While numerous health admins are typical for health organizations, they generally have just one healthcare manager to deal with the business side of the organization. Just like health admins having nothing to do with the business side of the organization, managers have nothing to do with the inside processes.
However, this doesn’t mean that one absolutely cannot handle the work of the other. While health admins might have some trouble handling the financial side of the management, managers are close to fully capable of handling the department managing side (the only exclusion might be the clinical knowledge in a certain field).
This is why in many health organizations (especially, smaller clinics and hospitals) the positions are merged together in an attempt to save costs. Since smaller clinics are way more common than large health organizations, this is exactly where the confusion is coming from. When the two terms are merged, clinics keep the title of one or the other position, which leads to the wrong idea that both terms are the same.

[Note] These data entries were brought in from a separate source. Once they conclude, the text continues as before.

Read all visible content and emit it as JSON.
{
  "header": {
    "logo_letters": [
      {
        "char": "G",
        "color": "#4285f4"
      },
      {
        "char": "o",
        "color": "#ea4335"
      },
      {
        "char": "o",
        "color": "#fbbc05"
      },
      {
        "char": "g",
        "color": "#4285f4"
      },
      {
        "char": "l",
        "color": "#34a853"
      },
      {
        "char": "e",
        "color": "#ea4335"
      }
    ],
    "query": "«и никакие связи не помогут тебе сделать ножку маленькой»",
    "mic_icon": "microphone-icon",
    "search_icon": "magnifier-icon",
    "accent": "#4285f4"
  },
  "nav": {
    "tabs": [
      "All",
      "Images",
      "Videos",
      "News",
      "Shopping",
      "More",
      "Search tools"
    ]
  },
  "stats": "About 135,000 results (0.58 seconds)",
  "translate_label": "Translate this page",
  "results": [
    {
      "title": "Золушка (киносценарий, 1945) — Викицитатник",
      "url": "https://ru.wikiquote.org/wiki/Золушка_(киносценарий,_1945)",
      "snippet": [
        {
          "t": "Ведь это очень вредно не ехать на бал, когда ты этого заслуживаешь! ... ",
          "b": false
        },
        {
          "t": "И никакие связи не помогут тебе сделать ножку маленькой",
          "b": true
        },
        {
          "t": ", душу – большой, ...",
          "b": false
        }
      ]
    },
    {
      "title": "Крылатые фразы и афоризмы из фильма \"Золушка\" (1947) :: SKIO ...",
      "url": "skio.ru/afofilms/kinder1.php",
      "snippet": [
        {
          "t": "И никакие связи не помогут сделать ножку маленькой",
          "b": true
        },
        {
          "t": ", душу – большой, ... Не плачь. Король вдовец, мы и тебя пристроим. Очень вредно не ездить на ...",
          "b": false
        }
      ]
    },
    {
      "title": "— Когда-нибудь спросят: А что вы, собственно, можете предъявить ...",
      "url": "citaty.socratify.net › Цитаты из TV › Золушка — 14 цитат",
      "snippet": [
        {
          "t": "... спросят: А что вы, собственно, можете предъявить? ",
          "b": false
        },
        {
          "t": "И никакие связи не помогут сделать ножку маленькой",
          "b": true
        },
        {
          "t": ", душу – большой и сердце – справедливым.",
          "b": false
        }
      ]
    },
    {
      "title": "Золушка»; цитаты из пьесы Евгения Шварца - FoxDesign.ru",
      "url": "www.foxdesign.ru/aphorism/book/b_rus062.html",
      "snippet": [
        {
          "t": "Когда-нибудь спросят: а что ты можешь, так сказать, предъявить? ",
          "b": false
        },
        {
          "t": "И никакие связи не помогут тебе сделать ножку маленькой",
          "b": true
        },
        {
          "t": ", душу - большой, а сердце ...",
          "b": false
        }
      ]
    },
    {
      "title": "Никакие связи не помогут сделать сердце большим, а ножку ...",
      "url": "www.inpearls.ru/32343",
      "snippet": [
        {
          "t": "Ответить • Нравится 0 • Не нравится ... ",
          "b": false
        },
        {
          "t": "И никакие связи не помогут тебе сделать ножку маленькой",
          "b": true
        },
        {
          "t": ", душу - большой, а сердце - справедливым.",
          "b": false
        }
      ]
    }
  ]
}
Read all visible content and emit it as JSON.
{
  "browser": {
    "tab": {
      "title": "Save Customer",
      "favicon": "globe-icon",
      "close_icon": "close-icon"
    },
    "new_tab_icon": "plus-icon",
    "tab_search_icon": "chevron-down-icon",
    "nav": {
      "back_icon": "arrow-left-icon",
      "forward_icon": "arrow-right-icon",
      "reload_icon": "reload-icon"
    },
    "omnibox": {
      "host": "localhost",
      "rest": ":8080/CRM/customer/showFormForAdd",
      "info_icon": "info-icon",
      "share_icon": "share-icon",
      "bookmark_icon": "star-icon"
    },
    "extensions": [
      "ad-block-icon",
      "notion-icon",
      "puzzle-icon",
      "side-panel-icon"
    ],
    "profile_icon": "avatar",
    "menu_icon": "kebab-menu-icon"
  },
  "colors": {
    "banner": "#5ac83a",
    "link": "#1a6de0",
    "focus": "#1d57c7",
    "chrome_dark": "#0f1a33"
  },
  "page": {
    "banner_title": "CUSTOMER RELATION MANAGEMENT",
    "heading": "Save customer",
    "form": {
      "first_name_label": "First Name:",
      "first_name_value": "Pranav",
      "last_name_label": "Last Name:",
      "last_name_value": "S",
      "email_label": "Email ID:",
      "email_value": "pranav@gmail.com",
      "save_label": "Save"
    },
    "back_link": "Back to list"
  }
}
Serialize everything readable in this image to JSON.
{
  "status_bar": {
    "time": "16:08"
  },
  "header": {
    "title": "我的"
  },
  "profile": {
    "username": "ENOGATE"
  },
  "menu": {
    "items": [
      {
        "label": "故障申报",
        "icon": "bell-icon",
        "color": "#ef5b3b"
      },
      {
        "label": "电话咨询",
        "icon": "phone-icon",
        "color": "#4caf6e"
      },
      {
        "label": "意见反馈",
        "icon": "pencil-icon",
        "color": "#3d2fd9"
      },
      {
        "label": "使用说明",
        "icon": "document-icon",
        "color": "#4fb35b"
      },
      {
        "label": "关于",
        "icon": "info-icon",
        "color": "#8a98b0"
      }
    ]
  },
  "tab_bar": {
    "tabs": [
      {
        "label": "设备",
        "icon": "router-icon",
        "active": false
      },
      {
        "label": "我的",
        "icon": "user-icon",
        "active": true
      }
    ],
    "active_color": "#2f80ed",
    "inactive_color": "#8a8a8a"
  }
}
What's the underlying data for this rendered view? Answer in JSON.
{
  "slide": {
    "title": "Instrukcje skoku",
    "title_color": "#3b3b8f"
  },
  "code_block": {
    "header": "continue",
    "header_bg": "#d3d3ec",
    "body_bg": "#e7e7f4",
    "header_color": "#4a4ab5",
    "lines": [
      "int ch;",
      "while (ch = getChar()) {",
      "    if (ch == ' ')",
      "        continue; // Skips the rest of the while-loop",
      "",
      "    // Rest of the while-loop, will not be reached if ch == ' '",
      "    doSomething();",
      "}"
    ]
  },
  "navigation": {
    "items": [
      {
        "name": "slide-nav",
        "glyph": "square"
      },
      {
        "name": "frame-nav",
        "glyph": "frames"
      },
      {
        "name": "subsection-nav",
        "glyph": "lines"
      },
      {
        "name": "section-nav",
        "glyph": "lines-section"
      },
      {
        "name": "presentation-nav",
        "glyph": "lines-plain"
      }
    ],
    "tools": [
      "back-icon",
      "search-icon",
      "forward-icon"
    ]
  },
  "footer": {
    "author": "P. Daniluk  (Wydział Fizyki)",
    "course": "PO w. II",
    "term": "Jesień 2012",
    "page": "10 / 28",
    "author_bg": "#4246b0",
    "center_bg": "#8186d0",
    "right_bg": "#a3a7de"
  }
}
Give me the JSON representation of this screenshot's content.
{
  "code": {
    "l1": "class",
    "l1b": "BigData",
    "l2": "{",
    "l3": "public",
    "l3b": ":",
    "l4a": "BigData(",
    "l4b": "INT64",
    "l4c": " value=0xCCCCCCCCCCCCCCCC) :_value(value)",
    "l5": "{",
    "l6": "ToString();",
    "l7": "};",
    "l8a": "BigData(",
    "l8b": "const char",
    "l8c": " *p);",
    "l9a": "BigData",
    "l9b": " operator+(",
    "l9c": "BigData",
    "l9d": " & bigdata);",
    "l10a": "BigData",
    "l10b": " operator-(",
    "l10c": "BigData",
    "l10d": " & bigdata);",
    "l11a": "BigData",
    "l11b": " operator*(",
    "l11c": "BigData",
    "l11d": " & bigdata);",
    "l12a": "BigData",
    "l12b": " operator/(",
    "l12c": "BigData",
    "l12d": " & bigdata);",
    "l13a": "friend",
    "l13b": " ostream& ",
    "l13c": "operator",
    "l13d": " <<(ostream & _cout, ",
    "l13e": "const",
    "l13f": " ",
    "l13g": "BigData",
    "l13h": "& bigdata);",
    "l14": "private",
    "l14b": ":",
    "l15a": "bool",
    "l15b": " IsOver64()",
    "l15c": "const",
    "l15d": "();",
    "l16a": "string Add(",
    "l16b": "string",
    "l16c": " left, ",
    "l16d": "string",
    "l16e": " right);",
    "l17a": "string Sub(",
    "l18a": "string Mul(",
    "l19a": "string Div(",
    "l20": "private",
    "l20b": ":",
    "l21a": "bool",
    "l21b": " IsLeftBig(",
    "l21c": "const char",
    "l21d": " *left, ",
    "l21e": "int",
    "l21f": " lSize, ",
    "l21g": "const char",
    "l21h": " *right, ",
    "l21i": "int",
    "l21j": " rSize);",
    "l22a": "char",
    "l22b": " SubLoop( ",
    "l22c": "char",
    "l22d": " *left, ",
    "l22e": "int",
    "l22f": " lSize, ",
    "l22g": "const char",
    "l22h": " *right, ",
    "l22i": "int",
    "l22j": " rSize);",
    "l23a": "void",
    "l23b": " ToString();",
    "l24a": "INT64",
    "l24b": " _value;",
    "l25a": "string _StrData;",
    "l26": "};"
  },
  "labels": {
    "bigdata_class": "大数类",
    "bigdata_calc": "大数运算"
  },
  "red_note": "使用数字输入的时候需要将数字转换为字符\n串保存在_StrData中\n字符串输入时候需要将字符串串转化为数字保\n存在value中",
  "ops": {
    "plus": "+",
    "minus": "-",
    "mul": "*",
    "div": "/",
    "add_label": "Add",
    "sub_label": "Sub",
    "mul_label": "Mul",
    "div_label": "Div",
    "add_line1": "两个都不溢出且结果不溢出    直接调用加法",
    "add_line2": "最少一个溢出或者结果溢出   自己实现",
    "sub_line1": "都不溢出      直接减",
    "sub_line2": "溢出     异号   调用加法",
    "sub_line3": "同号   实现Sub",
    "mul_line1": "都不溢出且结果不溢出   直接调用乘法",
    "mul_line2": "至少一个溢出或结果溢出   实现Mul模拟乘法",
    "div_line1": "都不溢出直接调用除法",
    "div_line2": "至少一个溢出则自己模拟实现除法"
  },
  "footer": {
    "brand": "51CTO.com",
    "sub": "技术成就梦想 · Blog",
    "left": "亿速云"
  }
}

In terms of education, healthcare managers typically require a master’s degree in management (like an MBA) and a bachelor’s in a medical practice. Likewise, healthcare admins require a higher degree in clinical expertise and a bachelor’s in management.
Understanding the differences and similarities of different terminology is important to understand what kind of a job you will be doing in one position or the other. Additionally, knowing the difference will help prepare for your job responsibilities and make sure all your efforts are aimed at improving the processes for which you are directly responsible.